What is expected – Every entry that follows should be output exactly, and every image in it left out.
--------------------------------
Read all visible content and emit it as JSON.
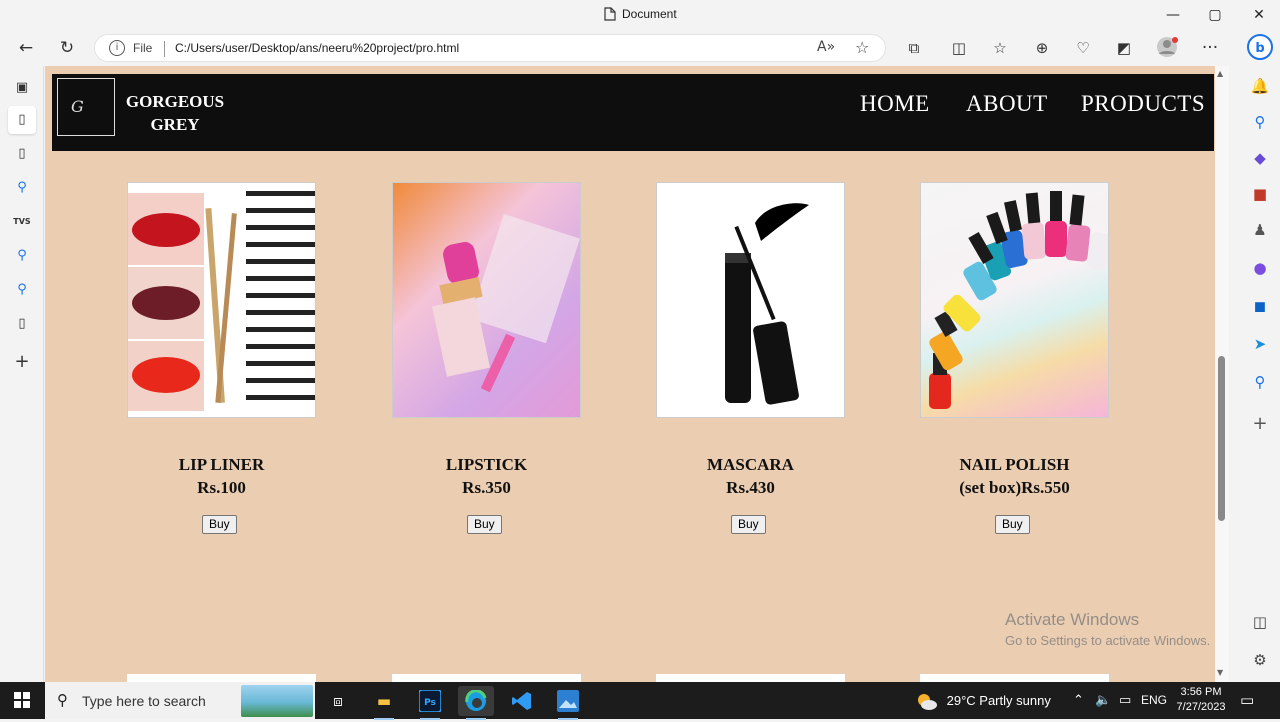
{
  "window": {
    "title": "Document",
    "controls": {
      "minimize": "—",
      "maximize": "▢",
      "close": "✕"
    }
  },
  "toolbar": {
    "back": "←",
    "refresh": "↻",
    "address": {
      "scheme_label": "File",
      "url": "C:/Users/user/Desktop/ans/neeru%20project/pro.html",
      "read_aloud": "A»",
      "favorite": "☆"
    },
    "more": "···"
  },
  "page": {
    "logo_mark": "G",
    "brand": "GORGEOUS GREY",
    "nav": [
      "HOME",
      "ABOUT",
      "PRODUCTS"
    ],
    "products": [
      {
        "name": "LIP LINER",
        "price": "Rs.100",
        "button": "Buy"
      },
      {
        "name": "LIPSTICK",
        "price": "Rs.350",
        "button": "Buy"
      },
      {
        "name": "MASCARA",
        "price": "Rs.430",
        "button": "Buy"
      },
      {
        "name": "NAIL POLISH",
        "price": "(set box)Rs.550",
        "button": "Buy"
      }
    ]
  },
  "watermark": {
    "line1": "Activate Windows",
    "line2": "Go to Settings to activate Windows."
  },
  "taskbar": {
    "search_placeholder": "Type here to search",
    "weather": "29°C  Partly sunny",
    "language": "ENG",
    "time": "3:56 PM",
    "date": "7/27/2023"
  },
  "colors": {
    "page_bg": "#ebcdb2",
    "navbar_bg": "#0e0e0e",
    "taskbar_bg": "#1c1c1c"
  }
}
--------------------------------
Result of this task –
Read all visible content and emit it as JSON.
{
  "window": {
    "title": "Document",
    "controls": {
      "minimize": "—",
      "maximize": "▢",
      "close": "✕"
    }
  },
  "toolbar": {
    "back": "←",
    "refresh": "↻",
    "address": {
      "scheme_label": "File",
      "url": "C:/Users/user/Desktop/ans/neeru%20project/pro.html",
      "read_aloud": "A»",
      "favorite": "☆"
    },
    "more": "···"
  },
  "page": {
    "logo_mark": "G",
    "brand": "GORGEOUS GREY",
    "nav": [
      "HOME",
      "ABOUT",
      "PRODUCTS"
    ],
    "products": [
      {
        "name": "LIP LINER",
        "price": "Rs.100",
        "button": "Buy"
      },
      {
        "name": "LIPSTICK",
        "price": "Rs.350",
        "button": "Buy"
      },
      {
        "name": "MASCARA",
        "price": "Rs.430",
        "button": "Buy"
      },
      {
        "name": "NAIL POLISH",
        "price": "(set box)Rs.550",
        "button": "Buy"
      }
    ]
  },
  "watermark": {
    "line1": "Activate Windows",
    "line2": "Go to Settings to activate Windows."
  },
  "taskbar": {
    "search_placeholder": "Type here to search",
    "weather": "29°C  Partly sunny",
    "language": "ENG",
    "time": "3:56 PM",
    "date": "7/27/2023"
  },
  "colors": {
    "page_bg": "#ebcdb2",
    "navbar_bg": "#0e0e0e",
    "taskbar_bg": "#1c1c1c"
  }
}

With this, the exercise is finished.